==== MATERIAL TO PROCESS

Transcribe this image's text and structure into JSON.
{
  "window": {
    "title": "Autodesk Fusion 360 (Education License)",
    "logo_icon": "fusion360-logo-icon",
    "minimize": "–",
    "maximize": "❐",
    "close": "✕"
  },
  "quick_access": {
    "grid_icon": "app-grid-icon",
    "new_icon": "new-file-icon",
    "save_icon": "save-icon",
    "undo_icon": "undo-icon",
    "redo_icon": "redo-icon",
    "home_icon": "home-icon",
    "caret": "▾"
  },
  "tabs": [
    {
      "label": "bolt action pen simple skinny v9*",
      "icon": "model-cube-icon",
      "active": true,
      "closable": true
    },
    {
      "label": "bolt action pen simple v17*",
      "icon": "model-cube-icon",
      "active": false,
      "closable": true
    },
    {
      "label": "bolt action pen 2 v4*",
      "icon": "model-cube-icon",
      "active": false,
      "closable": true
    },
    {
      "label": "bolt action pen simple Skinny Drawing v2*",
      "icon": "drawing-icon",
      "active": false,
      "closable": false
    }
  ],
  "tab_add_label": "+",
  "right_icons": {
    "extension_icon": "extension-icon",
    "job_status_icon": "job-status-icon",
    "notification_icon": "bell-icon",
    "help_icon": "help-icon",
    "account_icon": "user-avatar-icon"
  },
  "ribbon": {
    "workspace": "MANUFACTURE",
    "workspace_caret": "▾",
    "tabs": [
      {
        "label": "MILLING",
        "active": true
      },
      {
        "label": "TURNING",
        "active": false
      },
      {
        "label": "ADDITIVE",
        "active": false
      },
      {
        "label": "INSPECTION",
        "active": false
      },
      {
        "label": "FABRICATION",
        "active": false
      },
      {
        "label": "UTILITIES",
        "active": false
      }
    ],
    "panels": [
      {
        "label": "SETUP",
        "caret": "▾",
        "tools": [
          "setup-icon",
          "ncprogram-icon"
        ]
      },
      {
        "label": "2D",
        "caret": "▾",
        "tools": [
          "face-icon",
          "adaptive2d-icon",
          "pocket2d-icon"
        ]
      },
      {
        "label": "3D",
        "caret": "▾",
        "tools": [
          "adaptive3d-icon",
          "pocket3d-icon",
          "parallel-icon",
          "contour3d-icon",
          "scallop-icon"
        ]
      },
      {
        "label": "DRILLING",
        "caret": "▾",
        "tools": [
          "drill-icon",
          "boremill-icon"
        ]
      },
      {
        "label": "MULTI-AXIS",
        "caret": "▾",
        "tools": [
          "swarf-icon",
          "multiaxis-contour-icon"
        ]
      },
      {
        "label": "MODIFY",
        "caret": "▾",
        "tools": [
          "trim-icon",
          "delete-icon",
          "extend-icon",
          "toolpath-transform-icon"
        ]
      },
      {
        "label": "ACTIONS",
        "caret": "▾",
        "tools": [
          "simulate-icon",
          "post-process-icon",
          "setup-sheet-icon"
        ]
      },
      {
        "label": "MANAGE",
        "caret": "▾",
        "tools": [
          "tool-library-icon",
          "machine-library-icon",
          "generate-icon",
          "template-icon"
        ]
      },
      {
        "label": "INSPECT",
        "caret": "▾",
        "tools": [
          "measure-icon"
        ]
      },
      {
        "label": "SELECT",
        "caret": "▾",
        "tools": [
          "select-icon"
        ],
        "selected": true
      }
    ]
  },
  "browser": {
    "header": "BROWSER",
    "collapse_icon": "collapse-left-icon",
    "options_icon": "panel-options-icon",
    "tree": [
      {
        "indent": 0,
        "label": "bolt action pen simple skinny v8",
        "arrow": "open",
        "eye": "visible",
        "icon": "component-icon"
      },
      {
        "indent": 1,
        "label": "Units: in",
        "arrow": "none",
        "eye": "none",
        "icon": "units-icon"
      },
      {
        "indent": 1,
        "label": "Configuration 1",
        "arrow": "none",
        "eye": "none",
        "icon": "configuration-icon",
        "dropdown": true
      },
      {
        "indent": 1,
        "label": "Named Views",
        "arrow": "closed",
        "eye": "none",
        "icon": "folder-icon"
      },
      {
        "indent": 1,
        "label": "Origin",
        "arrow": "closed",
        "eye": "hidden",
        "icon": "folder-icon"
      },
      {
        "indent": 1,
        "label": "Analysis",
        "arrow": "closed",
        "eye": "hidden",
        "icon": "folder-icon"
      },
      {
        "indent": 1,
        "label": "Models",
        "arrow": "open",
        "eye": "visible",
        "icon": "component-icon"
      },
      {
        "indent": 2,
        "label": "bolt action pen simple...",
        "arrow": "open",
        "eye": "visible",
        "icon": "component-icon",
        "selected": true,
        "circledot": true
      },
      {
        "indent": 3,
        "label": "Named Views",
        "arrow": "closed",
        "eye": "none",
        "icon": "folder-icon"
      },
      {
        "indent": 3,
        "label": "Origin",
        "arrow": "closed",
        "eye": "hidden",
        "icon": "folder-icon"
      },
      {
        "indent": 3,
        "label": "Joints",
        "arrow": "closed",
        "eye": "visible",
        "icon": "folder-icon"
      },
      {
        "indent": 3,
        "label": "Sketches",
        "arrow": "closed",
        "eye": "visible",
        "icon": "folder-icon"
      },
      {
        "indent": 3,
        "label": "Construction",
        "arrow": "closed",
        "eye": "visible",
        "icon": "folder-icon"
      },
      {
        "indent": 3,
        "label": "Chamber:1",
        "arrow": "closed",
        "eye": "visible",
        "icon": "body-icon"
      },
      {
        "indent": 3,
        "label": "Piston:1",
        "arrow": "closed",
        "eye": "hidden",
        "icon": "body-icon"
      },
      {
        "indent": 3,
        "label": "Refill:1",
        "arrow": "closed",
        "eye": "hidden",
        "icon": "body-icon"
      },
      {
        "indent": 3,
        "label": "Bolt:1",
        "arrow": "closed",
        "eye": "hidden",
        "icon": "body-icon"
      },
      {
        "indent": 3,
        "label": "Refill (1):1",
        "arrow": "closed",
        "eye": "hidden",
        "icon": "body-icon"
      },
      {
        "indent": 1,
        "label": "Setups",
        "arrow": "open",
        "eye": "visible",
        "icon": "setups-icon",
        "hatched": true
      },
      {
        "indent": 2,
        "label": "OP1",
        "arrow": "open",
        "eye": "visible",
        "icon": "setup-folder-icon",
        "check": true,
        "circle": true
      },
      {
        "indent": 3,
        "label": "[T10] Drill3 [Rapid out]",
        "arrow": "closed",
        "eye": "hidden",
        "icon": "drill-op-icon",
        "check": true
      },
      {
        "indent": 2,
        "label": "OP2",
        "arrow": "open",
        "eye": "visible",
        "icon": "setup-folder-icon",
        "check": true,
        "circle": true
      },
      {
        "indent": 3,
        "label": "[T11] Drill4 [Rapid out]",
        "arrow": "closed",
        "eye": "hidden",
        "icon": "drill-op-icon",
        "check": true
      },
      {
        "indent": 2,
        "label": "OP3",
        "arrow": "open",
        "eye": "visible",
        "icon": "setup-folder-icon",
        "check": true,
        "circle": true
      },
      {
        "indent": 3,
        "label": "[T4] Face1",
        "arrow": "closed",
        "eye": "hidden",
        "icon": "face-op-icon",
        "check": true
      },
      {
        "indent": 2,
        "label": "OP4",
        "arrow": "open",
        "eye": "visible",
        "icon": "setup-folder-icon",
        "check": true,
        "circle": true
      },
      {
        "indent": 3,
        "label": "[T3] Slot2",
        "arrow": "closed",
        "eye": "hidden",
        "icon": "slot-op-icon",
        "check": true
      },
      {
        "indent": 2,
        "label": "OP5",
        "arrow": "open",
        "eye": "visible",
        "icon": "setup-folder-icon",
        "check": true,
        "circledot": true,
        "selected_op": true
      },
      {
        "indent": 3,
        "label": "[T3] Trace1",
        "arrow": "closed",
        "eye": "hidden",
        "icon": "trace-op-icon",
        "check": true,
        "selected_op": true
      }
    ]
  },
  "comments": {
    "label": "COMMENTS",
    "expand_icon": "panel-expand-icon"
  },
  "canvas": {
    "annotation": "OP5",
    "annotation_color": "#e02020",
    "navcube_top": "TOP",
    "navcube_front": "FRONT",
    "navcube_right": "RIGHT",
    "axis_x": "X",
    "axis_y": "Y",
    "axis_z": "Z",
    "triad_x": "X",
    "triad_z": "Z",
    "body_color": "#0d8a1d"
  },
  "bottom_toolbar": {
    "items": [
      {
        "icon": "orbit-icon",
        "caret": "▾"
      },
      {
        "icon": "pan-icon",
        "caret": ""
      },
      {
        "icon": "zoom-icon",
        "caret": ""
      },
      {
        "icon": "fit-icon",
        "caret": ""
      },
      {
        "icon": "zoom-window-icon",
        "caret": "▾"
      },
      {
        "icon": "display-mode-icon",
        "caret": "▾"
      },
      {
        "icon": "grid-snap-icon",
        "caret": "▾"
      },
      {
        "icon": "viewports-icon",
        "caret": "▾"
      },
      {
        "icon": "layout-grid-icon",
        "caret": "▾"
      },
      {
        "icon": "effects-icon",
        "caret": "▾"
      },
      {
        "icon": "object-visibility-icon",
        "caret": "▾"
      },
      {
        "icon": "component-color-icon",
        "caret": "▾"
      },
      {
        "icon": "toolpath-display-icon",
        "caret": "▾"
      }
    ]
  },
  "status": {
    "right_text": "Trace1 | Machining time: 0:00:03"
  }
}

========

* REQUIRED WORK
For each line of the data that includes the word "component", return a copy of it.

* EXPECTED OUTPUT
        "icon": "component-icon"
        "icon": "component-icon"
        "icon": "component-icon",
        "icon": "component-color-icon",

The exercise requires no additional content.